FIVE Community Art Project
I woke up on Saturday, October 26 intending to go to the Courthouse Gallery in Busselton to buy a hand-turned pen for my daughter’s birthday. After accomplishing that mission, my husband and I stumbled upon the opening stages of the FIVE Project at ArtGeo Gallery across the street.
It’s website says that FIVE is a two-year pilot project designed to engage five different communities in WA on topics surrounding mental health and well-being. The theme of Busselton’s segment is “home” and what it means to people participating. Husband and wife artists Hiromi Tango and Craig Walsh are in residence with the project in Busselton and have been working with individual artists, students, and community members.

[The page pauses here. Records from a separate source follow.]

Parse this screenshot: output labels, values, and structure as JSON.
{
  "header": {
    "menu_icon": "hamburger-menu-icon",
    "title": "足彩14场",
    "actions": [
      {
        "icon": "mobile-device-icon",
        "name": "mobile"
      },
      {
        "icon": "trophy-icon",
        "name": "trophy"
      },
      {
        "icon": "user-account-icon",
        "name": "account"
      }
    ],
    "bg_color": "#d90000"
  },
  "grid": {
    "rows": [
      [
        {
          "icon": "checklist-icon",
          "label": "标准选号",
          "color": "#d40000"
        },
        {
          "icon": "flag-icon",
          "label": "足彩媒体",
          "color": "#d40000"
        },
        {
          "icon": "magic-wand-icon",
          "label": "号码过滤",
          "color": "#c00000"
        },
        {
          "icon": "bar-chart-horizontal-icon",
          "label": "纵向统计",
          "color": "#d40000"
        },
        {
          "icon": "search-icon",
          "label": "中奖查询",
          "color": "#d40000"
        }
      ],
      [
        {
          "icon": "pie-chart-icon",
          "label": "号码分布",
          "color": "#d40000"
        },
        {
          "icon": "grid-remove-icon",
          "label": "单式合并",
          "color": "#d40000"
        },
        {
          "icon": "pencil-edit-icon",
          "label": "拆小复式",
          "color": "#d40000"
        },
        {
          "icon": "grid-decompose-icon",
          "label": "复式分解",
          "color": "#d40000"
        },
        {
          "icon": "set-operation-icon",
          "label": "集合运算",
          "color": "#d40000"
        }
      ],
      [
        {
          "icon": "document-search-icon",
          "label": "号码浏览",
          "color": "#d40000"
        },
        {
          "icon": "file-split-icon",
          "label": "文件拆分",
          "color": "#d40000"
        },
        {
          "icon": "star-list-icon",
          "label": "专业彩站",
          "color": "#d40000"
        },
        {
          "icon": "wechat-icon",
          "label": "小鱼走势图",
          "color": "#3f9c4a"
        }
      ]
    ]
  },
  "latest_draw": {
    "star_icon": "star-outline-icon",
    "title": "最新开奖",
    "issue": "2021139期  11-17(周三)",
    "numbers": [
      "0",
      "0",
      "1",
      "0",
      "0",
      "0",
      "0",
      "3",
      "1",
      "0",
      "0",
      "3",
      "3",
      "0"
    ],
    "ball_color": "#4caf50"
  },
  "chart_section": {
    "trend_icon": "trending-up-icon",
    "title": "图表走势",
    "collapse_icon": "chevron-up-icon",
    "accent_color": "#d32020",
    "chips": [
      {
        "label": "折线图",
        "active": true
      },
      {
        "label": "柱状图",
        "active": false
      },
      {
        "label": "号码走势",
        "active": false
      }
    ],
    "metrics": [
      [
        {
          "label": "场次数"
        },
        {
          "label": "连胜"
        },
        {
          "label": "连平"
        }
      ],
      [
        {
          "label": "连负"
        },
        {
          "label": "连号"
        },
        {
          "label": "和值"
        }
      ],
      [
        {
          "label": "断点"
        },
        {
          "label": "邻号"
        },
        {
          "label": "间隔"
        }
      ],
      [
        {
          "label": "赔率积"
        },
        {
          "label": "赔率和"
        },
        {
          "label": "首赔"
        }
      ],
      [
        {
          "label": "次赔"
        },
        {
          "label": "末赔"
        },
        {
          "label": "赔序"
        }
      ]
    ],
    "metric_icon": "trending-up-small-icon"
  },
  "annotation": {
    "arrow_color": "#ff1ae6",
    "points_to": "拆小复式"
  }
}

Hiromi’s portion uses suitcases as a framework for exploring the home theme. When we arrived at the gallery, donated suitcases were stacked in the main exhibition room. Hiromi greeted us, explained the concept, and invited us to select a suitcase (or suitcases, if my husband wanted to take part).
For his part, Craig has been collecting video interviews with people from town and beyond (such as myself). He guided me with questions about what it means to belong, the importance of place, memory, and values. He’ll distill everyone’s responses and edit them together into a video which will be projected on the exterior of the Courthouse at the exhibition opening later this month. The exhibition will also feature the completed suitcases, assembled into a large sculpture by Hiromi.

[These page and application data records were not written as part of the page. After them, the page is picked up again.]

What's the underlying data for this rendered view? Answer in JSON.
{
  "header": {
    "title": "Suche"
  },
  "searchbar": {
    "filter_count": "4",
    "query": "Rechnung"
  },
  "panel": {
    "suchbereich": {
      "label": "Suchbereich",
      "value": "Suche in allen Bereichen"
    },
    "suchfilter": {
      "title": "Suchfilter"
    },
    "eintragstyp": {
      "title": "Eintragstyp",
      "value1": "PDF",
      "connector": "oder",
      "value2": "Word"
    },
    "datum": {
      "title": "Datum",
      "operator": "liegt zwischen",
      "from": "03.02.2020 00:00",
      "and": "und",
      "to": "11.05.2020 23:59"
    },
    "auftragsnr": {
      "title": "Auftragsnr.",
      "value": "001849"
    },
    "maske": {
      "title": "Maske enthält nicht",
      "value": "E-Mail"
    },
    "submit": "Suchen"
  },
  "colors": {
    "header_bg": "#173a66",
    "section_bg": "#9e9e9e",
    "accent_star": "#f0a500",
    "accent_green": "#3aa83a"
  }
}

After the video interview with Craig I milled about among the various suitcases until I gravitated to one in particular. It looked less like luggage and more like a game case of some sort, with green felt lining and a couple of broken straps that had once held game pieces in place. It reminded me of the backgammon set I once had.
I took the case home and over the next week or so thought about how to use it to interpret the home theme. The notion is particularly resonant with me. We moved to Australia from the U.S. just over two years ago and honestly, I’m still not quite feeling the fit. The project gave me an opportunity to use many of the things I’ve been collecting: Images (obviously); journal entries about moving, fitting in, and purpose; writings by others about a sense of place.

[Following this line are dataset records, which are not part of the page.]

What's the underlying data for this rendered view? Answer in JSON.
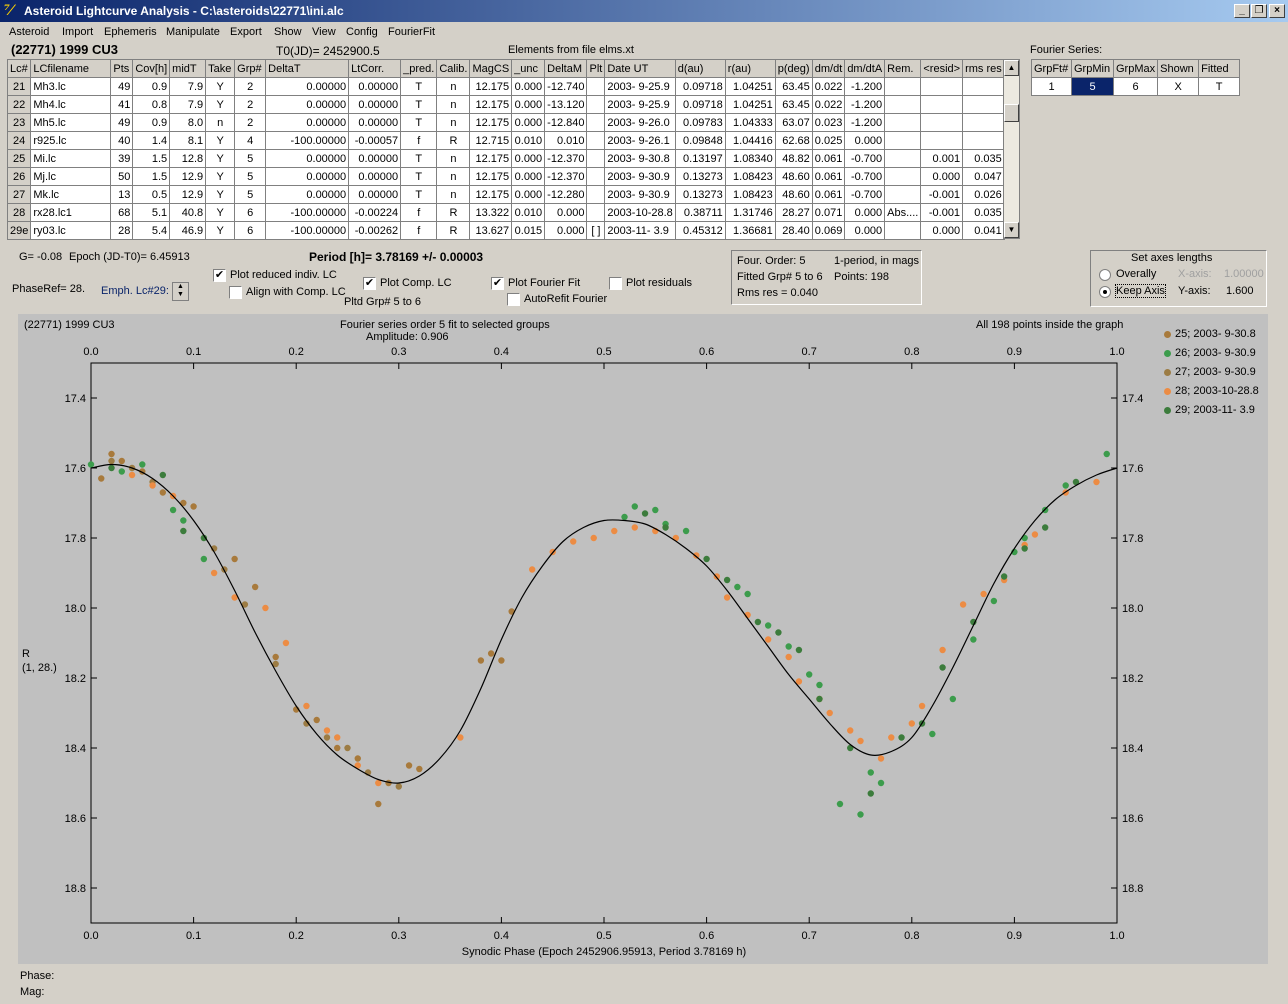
{
  "window": {
    "title": "Asteroid Lightcurve Analysis - C:\\asteroids\\22771\\ini.alc"
  },
  "menu": [
    "Asteroid",
    "Import",
    "Ephemeris",
    "Manipulate",
    "Export",
    "Show",
    "View",
    "Config",
    "FourierFit"
  ],
  "header": {
    "asteroid": "(22771) 1999 CU3",
    "t0": "T0(JD)= 2452900.5",
    "elements": "Elements from file elms.xt",
    "fourier_series_label": "Fourier Series:"
  },
  "table": {
    "columns": [
      "Lc#",
      "LCfilename",
      "Pts",
      "Cov[h]",
      "midT",
      "Take",
      "Grp#",
      "DeltaT",
      "LtCorr.",
      "_pred.",
      "Calib.",
      "MagCS",
      "_unc",
      "DeltaM",
      "Plt",
      "Date UT",
      "d(au)",
      "r(au)",
      "p(deg)",
      "dm/dt",
      "dm/dtA",
      "Rem.",
      "<resid>",
      "rms res"
    ],
    "rows": [
      [
        "21",
        "Mh3.lc",
        "49",
        "0.9",
        "7.9",
        "Y",
        "2",
        "0.00000",
        "0.00000",
        "T",
        "n",
        "12.175",
        "0.000",
        "-12.740",
        "",
        "2003- 9-25.9",
        "0.09718",
        "1.04251",
        "63.45",
        "0.022",
        "-1.200",
        "",
        "",
        ""
      ],
      [
        "22",
        "Mh4.lc",
        "41",
        "0.8",
        "7.9",
        "Y",
        "2",
        "0.00000",
        "0.00000",
        "T",
        "n",
        "12.175",
        "0.000",
        "-13.120",
        "",
        "2003- 9-25.9",
        "0.09718",
        "1.04251",
        "63.45",
        "0.022",
        "-1.200",
        "",
        "",
        ""
      ],
      [
        "23",
        "Mh5.lc",
        "49",
        "0.9",
        "8.0",
        "n",
        "2",
        "0.00000",
        "0.00000",
        "T",
        "n",
        "12.175",
        "0.000",
        "-12.840",
        "",
        "2003- 9-26.0",
        "0.09783",
        "1.04333",
        "63.07",
        "0.023",
        "-1.200",
        "",
        "",
        ""
      ],
      [
        "24",
        "r925.lc",
        "40",
        "1.4",
        "8.1",
        "Y",
        "4",
        "-100.00000",
        "-0.00057",
        "f",
        "R",
        "12.715",
        "0.010",
        "0.010",
        "",
        "2003- 9-26.1",
        "0.09848",
        "1.04416",
        "62.68",
        "0.025",
        "0.000",
        "",
        "",
        ""
      ],
      [
        "25",
        "Mi.lc",
        "39",
        "1.5",
        "12.8",
        "Y",
        "5",
        "0.00000",
        "0.00000",
        "T",
        "n",
        "12.175",
        "0.000",
        "-12.370",
        "",
        "2003- 9-30.8",
        "0.13197",
        "1.08340",
        "48.82",
        "0.061",
        "-0.700",
        "",
        "0.001",
        "0.035"
      ],
      [
        "26",
        "Mj.lc",
        "50",
        "1.5",
        "12.9",
        "Y",
        "5",
        "0.00000",
        "0.00000",
        "T",
        "n",
        "12.175",
        "0.000",
        "-12.370",
        "",
        "2003- 9-30.9",
        "0.13273",
        "1.08423",
        "48.60",
        "0.061",
        "-0.700",
        "",
        "0.000",
        "0.047"
      ],
      [
        "27",
        "Mk.lc",
        "13",
        "0.5",
        "12.9",
        "Y",
        "5",
        "0.00000",
        "0.00000",
        "T",
        "n",
        "12.175",
        "0.000",
        "-12.280",
        "",
        "2003- 9-30.9",
        "0.13273",
        "1.08423",
        "48.60",
        "0.061",
        "-0.700",
        "",
        "-0.001",
        "0.026"
      ],
      [
        "28",
        "rx28.lc1",
        "68",
        "5.1",
        "40.8",
        "Y",
        "6",
        "-100.00000",
        "-0.00224",
        "f",
        "R",
        "13.322",
        "0.010",
        "0.000",
        "",
        "2003-10-28.8",
        "0.38711",
        "1.31746",
        "28.27",
        "0.071",
        "0.000",
        "Abs....",
        "-0.001",
        "0.035"
      ],
      [
        "29e",
        "ry03.lc",
        "28",
        "5.4",
        "46.9",
        "Y",
        "6",
        "-100.00000",
        "-0.00262",
        "f",
        "R",
        "13.627",
        "0.015",
        "0.000",
        "[ ]",
        "2003-11- 3.9",
        "0.45312",
        "1.36681",
        "28.40",
        "0.069",
        "0.000",
        "",
        "0.000",
        "0.041"
      ]
    ]
  },
  "fourier_table": {
    "columns": [
      "GrpFt#",
      "GrpMin",
      "GrpMax",
      "Shown",
      "Fitted"
    ],
    "row": [
      "1",
      "5",
      "6",
      "X",
      "T"
    ]
  },
  "controls": {
    "g_label": "G= -0.08",
    "epoch_label": "Epoch (JD-T0)= 6.45913",
    "period_label": "Period [h]= 3.78169 +/- 0.00003",
    "phaseref_label": "PhaseRef= 28.",
    "emph_label": "Emph. Lc#29:",
    "plot_reduced": "Plot reduced indiv. LC",
    "align_comp": "Align with Comp. LC",
    "plot_comp": "Plot Comp. LC",
    "pltd_grp": "Pltd Grp#  5  to   6",
    "plot_fourier": "Plot Fourier Fit",
    "autorefit": "AutoRefit Fourier",
    "plot_residuals": "Plot residuals",
    "four_order": "Four. Order:  5",
    "one_period": "1-period, in mags",
    "fitted_grp": "Fitted Grp# 5 to 6",
    "points": "Points: 198",
    "rms_res": "Rms res     = 0.040",
    "axes_title": "Set axes lengths",
    "overally": "Overally",
    "keep_axis": "Keep Axis",
    "xaxis_label": "X-axis:",
    "xaxis_value": "1.00000",
    "yaxis_label": "Y-axis:",
    "yaxis_value": "1.600"
  },
  "graph": {
    "title_left": "(22771) 1999 CU3",
    "title_center": "Fourier series order 5 fit to selected groups",
    "amplitude": "Amplitude: 0.906",
    "title_right": "All 198 points inside the graph",
    "ylabel_1": "R",
    "ylabel_2": "(1, 28.)",
    "xlabel": "Synodic Phase (Epoch 2452906.95913, Period 3.78169 h)",
    "phase_label": "Phase:",
    "mag_label": "Mag:"
  },
  "chart_data": {
    "type": "scatter",
    "xlim": [
      0.0,
      1.0
    ],
    "ylim": [
      18.9,
      17.3
    ],
    "y_inverted": true,
    "xticks": [
      "0.0",
      "0.1",
      "0.2",
      "0.3",
      "0.4",
      "0.5",
      "0.6",
      "0.7",
      "0.8",
      "0.9",
      "1.0"
    ],
    "yticks": [
      "17.4",
      "17.6",
      "17.8",
      "18.0",
      "18.2",
      "18.4",
      "18.6",
      "18.8"
    ],
    "xlabel": "Synodic Phase (Epoch 2452906.95913, Period 3.78169 h)",
    "ylabel": "R",
    "legend_position": "right",
    "fourier_curve": {
      "x": [
        0.0,
        0.02,
        0.04,
        0.06,
        0.08,
        0.1,
        0.12,
        0.14,
        0.16,
        0.18,
        0.2,
        0.22,
        0.24,
        0.26,
        0.28,
        0.3,
        0.32,
        0.34,
        0.36,
        0.38,
        0.4,
        0.42,
        0.44,
        0.46,
        0.48,
        0.5,
        0.52,
        0.54,
        0.56,
        0.58,
        0.6,
        0.62,
        0.64,
        0.66,
        0.68,
        0.7,
        0.72,
        0.74,
        0.76,
        0.78,
        0.8,
        0.82,
        0.84,
        0.86,
        0.88,
        0.9,
        0.92,
        0.94,
        0.96,
        0.98,
        1.0
      ],
      "y": [
        17.6,
        17.59,
        17.6,
        17.63,
        17.68,
        17.75,
        17.84,
        17.95,
        18.07,
        18.18,
        18.28,
        18.36,
        18.42,
        18.46,
        18.49,
        18.5,
        18.48,
        18.43,
        18.35,
        18.23,
        18.09,
        17.97,
        17.88,
        17.81,
        17.77,
        17.75,
        17.75,
        17.76,
        17.79,
        17.83,
        17.88,
        17.95,
        18.03,
        18.11,
        18.19,
        18.26,
        18.33,
        18.39,
        18.42,
        18.41,
        18.37,
        18.28,
        18.17,
        18.05,
        17.93,
        17.83,
        17.75,
        17.69,
        17.65,
        17.62,
        17.6
      ]
    },
    "series": [
      {
        "name": "25; 2003- 9-30.8",
        "color": "#a87a3c",
        "x": [
          0.01,
          0.02,
          0.03,
          0.05,
          0.07,
          0.09,
          0.1,
          0.14,
          0.16,
          0.18,
          0.2,
          0.22,
          0.24,
          0.26,
          0.28,
          0.29,
          0.31,
          0.32,
          0.38,
          0.39,
          0.4,
          0.41
        ],
        "y": [
          17.63,
          17.56,
          17.58,
          17.61,
          17.67,
          17.7,
          17.71,
          17.86,
          17.94,
          18.14,
          18.29,
          18.32,
          18.4,
          18.43,
          18.56,
          18.5,
          18.45,
          18.46,
          18.15,
          18.13,
          18.15,
          18.01
        ]
      },
      {
        "name": "26; 2003- 9-30.9",
        "color": "#3c9c4c",
        "x": [
          0.0,
          0.03,
          0.05,
          0.08,
          0.09,
          0.11,
          0.52,
          0.53,
          0.55,
          0.56,
          0.58,
          0.63,
          0.64,
          0.66,
          0.68,
          0.7,
          0.71,
          0.73,
          0.75,
          0.76,
          0.77,
          0.82,
          0.84,
          0.86,
          0.88,
          0.9,
          0.91,
          0.93,
          0.95,
          0.99
        ],
        "y": [
          17.59,
          17.61,
          17.59,
          17.72,
          17.75,
          17.86,
          17.74,
          17.71,
          17.72,
          17.76,
          17.78,
          17.94,
          17.96,
          18.05,
          18.11,
          18.19,
          18.22,
          18.56,
          18.59,
          18.47,
          18.5,
          18.36,
          18.26,
          18.09,
          17.98,
          17.84,
          17.8,
          17.72,
          17.65,
          17.56
        ]
      },
      {
        "name": "27; 2003- 9-30.9",
        "color": "#9c7c44",
        "x": [
          0.02,
          0.04,
          0.06,
          0.12,
          0.13,
          0.15,
          0.18,
          0.21,
          0.23,
          0.25,
          0.27,
          0.3
        ],
        "y": [
          17.58,
          17.6,
          17.64,
          17.83,
          17.89,
          17.99,
          18.16,
          18.33,
          18.37,
          18.4,
          18.47,
          18.51
        ]
      },
      {
        "name": "28; 2003-10-28.8",
        "color": "#ec8c44",
        "x": [
          0.04,
          0.06,
          0.08,
          0.12,
          0.14,
          0.17,
          0.19,
          0.21,
          0.23,
          0.24,
          0.26,
          0.28,
          0.36,
          0.43,
          0.45,
          0.47,
          0.49,
          0.51,
          0.53,
          0.55,
          0.57,
          0.59,
          0.61,
          0.62,
          0.64,
          0.66,
          0.68,
          0.69,
          0.71,
          0.72,
          0.74,
          0.75,
          0.77,
          0.78,
          0.8,
          0.81,
          0.83,
          0.85,
          0.87,
          0.89,
          0.91,
          0.92,
          0.95,
          0.98
        ],
        "y": [
          17.62,
          17.65,
          17.68,
          17.9,
          17.97,
          18.0,
          18.1,
          18.28,
          18.35,
          18.37,
          18.45,
          18.5,
          18.37,
          17.89,
          17.84,
          17.81,
          17.8,
          17.78,
          17.77,
          17.78,
          17.8,
          17.85,
          17.91,
          17.97,
          18.02,
          18.09,
          18.14,
          18.21,
          18.26,
          18.3,
          18.35,
          18.38,
          18.43,
          18.37,
          18.33,
          18.28,
          18.12,
          17.99,
          17.96,
          17.92,
          17.82,
          17.79,
          17.67,
          17.64
        ]
      },
      {
        "name": "29; 2003-11- 3.9",
        "color": "#3c7c3c",
        "x": [
          0.02,
          0.07,
          0.09,
          0.11,
          0.54,
          0.56,
          0.6,
          0.62,
          0.65,
          0.67,
          0.69,
          0.71,
          0.74,
          0.76,
          0.79,
          0.81,
          0.83,
          0.86,
          0.89,
          0.91,
          0.93,
          0.96
        ],
        "y": [
          17.6,
          17.62,
          17.78,
          17.8,
          17.73,
          17.77,
          17.86,
          17.92,
          18.04,
          18.07,
          18.12,
          18.26,
          18.4,
          18.53,
          18.37,
          18.33,
          18.17,
          18.04,
          17.91,
          17.83,
          17.77,
          17.64
        ]
      }
    ]
  }
}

Ultimately, the case reminded me of a hinged double picture frame, so that’s how I used it. I filled and covered each half with the best things about my former home in Maine and my current home in Western Australia. Frames, boxes, and finding the familiar in a new place are all threads in the piece. There’s a little bit of writing, a lot of photography, and a dash of construction.
Serendipity struck at the right moment and I’m so glad I stumbled into the FIVE project. I enjoyed the process (except for a hot-glue burn) and I’m grateful for the impetus to represent some of the thoughts that have been rattling around in my head. Busselton’s exhibition opens November 22 and you can read more about the project and the other participating communities at www.five.org.au.